HAVANA TIMES — On December 30 last year, Cuban authorities prevented the staging of a performance by Tania Bruguera at Havana’s Plaza de la Revolucion, located in front of the nation’s government headquarters.
Previously, during the 7th Havana Arts Biennale in 2009, dissident blogger Yoani Sanchez had taken the limelight at another of Tania’s performances, making headlines in many newspapers around the world.
The unexpected appearance of Sanchez (wearing a wig and all) at one of the debates organized by the Cuban journal Temas on October 30, 2009, revealed the blogger’s now proven theatrical skills, capable of successfully provoking and mocking the Ministry of the Interior agents tasked with monitoring her activities.
These two Cuban women – Sanchez and Bruguera – individually and directly attack the intolerance that reigns in Cuba. Their way of questioning this reality varies. There are indeed more than enough reasons to make such criticisms and, without a doubt, the performances they stage defy authoritarianism and promote freedom of expression in Cuba.

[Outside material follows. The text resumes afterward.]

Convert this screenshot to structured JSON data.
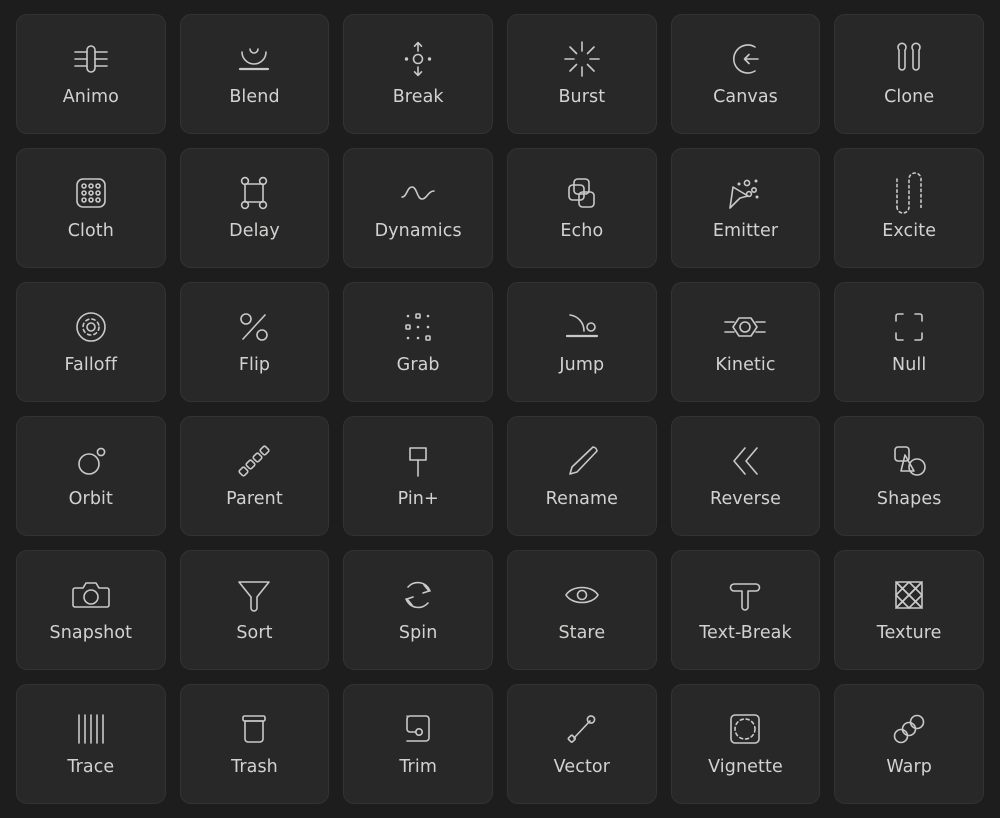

When she was the US Secretary of State, Hillary Clinton expressed regarding the most renowned Cuban blogger:
“She has used technology to promote positive change. She has created an interactive space for the exchange of ideas and free expression. She has given voice to the concerns and aspirations of her fellow citizens. And, as governments are learning around the world, you cannot stop the internet.”
I included all of her praise for ethical reasons, even though I do not believe Sanchez expressed “the concerns and aspirations of her fellow citizens” – that is something of a sweeping statement.
The essential point is that both women are taking advantage of the possibilities afforded by technology within the mass media. It is easy to take on an opponent who is protesting with a sign in the middle of the street. It is nearly impossible to oppose art and the infinite mechanisms offered by the Internet.
I am always on the alert against the dangers of the “mass media,” precisely because they tend to simplify information and appeal to sentiments that constitute a primary means to knowledge. I believe it is crucial to read, study and explore the world, approach the truth only after a significant effort at understanding.
When it comes to my country, the issue is that media spectacles such as the performance planned by Tania Bruguera or the theatrical gestures of Yoani Sanchez have become intelligent ways of fighting authoritarianism, even if they aren’t more than isolated incidents whose main impact is felt abroad.
Paraphrasing the lyrics of a song by a renowned Cuban folk musician, “They have the floor, I keep silent out of respect.” I personally choose to keep my critical observations to myself at this point, because the future of Cuba needs proposals and consensuses that go much further than media spectacles.
Vicente Morín Aguado: [email protected]